**Website and app data records**
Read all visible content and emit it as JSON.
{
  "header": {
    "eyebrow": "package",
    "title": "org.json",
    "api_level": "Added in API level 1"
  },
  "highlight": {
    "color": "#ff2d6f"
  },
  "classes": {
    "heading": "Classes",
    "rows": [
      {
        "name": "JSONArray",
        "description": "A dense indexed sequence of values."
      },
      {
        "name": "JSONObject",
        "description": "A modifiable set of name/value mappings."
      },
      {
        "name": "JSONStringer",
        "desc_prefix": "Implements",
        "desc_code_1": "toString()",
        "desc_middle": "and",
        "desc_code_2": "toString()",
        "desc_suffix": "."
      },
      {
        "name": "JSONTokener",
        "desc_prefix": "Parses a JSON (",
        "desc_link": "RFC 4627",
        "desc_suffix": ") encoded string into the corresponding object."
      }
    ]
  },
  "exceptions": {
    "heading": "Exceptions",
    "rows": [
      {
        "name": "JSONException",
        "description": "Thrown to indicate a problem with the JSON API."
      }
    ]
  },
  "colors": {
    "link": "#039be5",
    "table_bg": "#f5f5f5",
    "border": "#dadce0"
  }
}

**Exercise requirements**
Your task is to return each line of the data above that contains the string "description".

**Reply to the task**
        "description": "A dense indexed sequence of values."
        "description": "A modifiable set of name/value mappings."
        "description": "Thrown to indicate a problem with the JSON API."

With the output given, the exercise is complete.